Conceived of in the 1950s, the system was intended to benefit both developing nations and the foreign companies that sought to invest in them. The companies would gain a fair, neutral referee if a rogue regime seized their property or discriminated against them in favor of domestic companies. And the countries would gain the roads or hospitals or industries that those foreign corporations would, as a result, feel confident building.
“It works,” said Charles Brower, a longtime ISDS arbitrator. “Like any system of law, there will be disappointments; you’re dealing with human systems. But this system fundamentally produces as good justice as the federal courts of the United States.”
He defended the lawyers who often serve as arbitrators, saying they “are very aware of their responsibilities. Unlike politicians, we are up for election every minute of every day — somewhere in the world, somebody is trying to figure out whom to appoint in a case. We’re only as good as our reputations.”
As proof that ISDS delivers justice, Brower pointed to a wave of nationalizations by the Venezuelan government, many while Hugo Chávez was in charge, that led to “huge awards against them for uncompensated expropriation.”
ISDS has not only put rapacious leaders on notice, its defenders say, but it has also encouraged investment, especially in poor countries, helping to raise overall economic development. Some even say that it helps avoid gunboat diplomacy and tense international showdowns because countries have agreed on a forum where they can resolve disputes involving major investments.
But over the last two decades, ISDS has morphed from a rarely used last resort, designed for egregious cases of state theft or blatant discrimination, into a powerful tool that corporations brandish ever more frequently, often against broad public policies that they claim crimp profits.
Because the system is so secretive, it is not possible to know the total number of ISDS cases, but lawyers in the field say it is skyrocketing. Indeed, of the almost 700 publicly known cases across the last half century, more than a tenth were filed just last year.
ISDS has morphed from a rarely used last resort into a powerful tool that corporations brandish ever more frequently.

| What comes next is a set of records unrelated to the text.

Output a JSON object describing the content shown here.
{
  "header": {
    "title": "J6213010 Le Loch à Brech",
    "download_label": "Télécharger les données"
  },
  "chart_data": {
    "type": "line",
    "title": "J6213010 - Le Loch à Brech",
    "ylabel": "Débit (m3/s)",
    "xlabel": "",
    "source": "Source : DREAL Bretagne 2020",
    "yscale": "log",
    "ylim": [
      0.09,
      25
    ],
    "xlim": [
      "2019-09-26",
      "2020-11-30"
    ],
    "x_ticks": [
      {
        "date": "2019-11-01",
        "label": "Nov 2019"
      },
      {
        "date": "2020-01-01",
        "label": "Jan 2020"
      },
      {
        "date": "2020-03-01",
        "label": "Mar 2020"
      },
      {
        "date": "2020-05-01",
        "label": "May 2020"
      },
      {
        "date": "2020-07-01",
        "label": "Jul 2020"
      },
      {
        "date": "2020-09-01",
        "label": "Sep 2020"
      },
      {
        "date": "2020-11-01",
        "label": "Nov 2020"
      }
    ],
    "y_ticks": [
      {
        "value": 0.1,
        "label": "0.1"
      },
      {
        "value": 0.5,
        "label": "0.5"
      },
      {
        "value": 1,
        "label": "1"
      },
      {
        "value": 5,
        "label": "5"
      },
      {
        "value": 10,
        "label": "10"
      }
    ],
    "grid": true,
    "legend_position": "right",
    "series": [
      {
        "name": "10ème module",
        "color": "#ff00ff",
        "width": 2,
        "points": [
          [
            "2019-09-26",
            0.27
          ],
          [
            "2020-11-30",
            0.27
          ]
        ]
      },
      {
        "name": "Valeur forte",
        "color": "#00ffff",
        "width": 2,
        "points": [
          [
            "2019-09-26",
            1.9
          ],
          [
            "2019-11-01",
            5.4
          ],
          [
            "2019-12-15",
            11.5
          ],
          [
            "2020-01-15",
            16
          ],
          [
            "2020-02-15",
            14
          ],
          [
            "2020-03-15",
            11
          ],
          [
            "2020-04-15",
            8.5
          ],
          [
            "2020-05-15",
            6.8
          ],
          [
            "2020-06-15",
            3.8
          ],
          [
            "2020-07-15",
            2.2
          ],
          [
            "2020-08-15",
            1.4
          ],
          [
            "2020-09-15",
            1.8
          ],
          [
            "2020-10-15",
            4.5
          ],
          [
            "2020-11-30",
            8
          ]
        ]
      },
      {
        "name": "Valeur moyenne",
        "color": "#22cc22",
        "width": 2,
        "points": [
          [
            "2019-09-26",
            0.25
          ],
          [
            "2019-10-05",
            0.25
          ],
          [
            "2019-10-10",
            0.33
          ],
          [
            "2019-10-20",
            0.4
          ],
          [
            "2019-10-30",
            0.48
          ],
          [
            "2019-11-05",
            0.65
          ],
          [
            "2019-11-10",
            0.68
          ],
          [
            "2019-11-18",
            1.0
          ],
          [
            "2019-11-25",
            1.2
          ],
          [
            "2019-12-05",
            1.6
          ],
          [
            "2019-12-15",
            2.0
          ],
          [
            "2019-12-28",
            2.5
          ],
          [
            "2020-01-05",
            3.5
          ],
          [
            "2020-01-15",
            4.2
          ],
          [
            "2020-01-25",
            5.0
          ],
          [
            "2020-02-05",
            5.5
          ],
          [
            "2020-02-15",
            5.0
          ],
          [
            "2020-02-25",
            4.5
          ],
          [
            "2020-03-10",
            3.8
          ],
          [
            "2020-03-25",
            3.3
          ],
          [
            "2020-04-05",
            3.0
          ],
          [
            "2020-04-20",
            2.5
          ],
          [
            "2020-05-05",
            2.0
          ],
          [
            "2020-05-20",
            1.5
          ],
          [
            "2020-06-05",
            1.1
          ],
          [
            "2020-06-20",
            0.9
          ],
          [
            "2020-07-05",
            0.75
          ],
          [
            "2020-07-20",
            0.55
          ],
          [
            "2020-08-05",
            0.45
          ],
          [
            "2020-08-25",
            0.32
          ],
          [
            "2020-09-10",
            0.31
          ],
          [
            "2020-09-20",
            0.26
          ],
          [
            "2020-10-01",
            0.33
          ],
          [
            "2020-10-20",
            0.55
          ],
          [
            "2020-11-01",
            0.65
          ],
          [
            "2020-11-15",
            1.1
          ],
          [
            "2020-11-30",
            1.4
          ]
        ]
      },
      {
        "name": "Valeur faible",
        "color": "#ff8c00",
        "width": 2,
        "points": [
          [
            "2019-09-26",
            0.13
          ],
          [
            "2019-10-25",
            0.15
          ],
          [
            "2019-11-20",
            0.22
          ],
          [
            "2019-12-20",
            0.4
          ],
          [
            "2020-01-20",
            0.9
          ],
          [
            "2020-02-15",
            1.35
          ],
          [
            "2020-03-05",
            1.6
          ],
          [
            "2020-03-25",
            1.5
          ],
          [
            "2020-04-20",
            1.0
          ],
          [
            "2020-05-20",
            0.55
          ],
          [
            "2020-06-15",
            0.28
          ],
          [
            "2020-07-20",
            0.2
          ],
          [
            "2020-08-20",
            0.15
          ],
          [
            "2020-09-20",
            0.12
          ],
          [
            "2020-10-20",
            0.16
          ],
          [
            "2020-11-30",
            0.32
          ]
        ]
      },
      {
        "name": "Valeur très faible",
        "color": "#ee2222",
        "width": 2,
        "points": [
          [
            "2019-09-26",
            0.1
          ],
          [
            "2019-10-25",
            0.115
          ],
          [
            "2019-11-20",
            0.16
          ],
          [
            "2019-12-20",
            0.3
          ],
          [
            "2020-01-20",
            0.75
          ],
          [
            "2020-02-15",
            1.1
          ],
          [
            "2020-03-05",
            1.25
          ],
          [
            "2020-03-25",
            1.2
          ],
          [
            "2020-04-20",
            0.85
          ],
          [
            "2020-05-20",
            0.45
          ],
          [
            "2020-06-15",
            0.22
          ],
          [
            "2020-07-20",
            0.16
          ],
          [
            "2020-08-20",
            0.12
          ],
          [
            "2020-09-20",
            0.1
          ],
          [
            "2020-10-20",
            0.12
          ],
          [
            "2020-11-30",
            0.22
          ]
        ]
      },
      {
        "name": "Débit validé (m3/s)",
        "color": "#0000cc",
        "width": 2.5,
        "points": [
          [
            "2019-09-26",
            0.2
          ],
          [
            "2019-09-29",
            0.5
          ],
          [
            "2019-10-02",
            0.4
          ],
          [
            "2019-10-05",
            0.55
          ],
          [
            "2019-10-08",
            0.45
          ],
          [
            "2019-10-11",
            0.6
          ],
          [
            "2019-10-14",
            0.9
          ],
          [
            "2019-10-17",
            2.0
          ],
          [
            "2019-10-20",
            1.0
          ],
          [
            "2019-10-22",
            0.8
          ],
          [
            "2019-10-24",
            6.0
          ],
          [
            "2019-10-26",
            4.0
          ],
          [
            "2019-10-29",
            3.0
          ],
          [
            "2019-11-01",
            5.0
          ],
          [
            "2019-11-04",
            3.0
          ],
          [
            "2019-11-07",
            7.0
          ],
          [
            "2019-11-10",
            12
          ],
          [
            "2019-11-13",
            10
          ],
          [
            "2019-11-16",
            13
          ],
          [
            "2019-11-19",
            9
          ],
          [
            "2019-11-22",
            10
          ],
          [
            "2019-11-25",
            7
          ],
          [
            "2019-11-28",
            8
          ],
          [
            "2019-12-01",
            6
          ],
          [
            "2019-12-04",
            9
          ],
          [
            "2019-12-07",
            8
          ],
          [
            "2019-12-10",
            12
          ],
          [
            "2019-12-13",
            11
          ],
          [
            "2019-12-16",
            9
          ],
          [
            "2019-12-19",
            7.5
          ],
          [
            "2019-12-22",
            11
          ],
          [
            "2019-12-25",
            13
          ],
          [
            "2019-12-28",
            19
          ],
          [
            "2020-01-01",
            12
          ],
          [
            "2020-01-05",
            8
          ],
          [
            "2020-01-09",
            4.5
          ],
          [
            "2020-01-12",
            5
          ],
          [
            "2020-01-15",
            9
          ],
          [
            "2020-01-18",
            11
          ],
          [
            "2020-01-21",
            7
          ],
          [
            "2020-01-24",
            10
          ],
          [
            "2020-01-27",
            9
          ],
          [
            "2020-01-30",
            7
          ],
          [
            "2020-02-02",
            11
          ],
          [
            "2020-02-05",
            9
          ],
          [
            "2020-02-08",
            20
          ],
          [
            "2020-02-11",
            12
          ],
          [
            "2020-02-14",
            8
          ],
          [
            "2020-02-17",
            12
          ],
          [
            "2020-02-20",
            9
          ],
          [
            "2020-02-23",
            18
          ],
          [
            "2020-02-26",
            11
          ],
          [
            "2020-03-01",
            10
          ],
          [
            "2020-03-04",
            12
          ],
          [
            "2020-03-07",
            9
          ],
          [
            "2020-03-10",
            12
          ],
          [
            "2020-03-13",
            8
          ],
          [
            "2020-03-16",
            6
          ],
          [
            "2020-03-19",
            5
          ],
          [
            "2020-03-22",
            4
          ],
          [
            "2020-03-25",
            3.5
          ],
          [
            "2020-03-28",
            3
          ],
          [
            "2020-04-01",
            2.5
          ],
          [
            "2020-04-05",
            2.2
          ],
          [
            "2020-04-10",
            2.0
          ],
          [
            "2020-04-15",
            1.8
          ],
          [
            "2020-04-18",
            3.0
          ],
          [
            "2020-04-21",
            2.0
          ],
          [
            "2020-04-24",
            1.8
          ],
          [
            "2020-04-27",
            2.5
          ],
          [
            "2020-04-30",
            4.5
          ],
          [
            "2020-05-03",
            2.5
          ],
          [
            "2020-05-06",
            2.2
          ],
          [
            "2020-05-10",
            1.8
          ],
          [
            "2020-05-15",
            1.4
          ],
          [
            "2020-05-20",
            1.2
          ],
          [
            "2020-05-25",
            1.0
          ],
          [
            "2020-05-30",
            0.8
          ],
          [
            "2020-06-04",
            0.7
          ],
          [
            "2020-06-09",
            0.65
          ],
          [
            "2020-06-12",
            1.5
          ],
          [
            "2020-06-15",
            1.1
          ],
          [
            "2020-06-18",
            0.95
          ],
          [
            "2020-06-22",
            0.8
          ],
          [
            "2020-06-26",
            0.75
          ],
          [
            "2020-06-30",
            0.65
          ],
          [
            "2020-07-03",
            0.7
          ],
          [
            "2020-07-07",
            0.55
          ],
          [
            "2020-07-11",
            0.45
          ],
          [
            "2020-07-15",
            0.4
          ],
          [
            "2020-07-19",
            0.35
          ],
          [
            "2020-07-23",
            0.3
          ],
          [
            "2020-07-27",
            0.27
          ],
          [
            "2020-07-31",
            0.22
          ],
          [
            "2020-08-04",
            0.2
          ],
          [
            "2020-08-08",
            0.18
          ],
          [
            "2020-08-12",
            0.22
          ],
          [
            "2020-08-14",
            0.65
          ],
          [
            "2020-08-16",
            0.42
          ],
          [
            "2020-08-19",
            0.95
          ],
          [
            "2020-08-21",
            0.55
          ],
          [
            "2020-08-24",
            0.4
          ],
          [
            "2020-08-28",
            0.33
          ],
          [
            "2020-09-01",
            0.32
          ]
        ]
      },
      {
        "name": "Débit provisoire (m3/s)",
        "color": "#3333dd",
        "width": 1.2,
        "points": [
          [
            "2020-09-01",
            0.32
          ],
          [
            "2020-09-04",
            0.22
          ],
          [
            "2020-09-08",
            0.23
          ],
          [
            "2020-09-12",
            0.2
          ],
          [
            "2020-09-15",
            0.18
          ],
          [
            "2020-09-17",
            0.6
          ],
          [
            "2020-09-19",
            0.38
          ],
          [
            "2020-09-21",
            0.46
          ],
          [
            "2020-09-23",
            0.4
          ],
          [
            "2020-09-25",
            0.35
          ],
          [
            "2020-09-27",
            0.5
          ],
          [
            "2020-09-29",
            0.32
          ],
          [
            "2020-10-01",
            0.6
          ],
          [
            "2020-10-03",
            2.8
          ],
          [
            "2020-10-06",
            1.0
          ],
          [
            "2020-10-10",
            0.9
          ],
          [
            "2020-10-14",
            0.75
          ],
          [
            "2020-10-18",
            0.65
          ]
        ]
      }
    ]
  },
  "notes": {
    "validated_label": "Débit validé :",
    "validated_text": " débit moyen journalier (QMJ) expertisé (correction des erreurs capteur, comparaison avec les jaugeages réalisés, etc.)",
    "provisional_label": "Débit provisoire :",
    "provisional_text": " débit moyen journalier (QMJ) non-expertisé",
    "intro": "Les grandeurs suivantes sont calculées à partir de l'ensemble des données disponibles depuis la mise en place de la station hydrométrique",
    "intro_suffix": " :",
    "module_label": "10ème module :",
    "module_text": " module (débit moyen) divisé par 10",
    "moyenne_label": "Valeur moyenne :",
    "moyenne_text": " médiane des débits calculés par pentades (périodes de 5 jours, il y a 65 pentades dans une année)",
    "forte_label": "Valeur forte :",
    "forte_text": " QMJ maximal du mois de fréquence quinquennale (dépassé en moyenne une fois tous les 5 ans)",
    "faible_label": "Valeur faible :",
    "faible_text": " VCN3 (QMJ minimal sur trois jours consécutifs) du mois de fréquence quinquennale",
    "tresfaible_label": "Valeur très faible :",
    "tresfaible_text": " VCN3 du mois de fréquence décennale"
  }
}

Driving this expansion are the lawyers themselves. They have devised new and creative ways to deploy ISDS, and in the process bill millions to both the businesses and the governments they represent. At posh locales around the globe, members of The Club meet to swap strategies and drum up potential clients, some of which are household names, such as ExxonMobil or Eli Lilly, but many more of which are much lower profile. In specialty publications, the lawyers suggest novel ways to use ISDS as leverage against governments. It’s a sort of sophisticated, international version of the plaintiff’s attorney TV ad or billboard: Has your business been harmed by an increase in mining royalties in Mali? Our experienced team of lawyers may be able to help.
A few of their ideas: Sue Libya for failing to protect an oil facility during a civil war. Sue Spain for reducing solar energy incentives as a severe recession forced the government to make budget cuts. Sue India for allowing a generic drug company to make a cheaper version of a cancer drug.
In a little-noticed 2014 dissent, US Chief Justice John Roberts warned that ISDS arbitration panels hold the alarming power to review a nation’s laws and “effectively annul the authoritative acts of its legislature, executive, and judiciary.” ISDS arbitrators, he continued, “can meet literally anywhere in the world” and “sit in judgment” on a nation’s “sovereign acts.”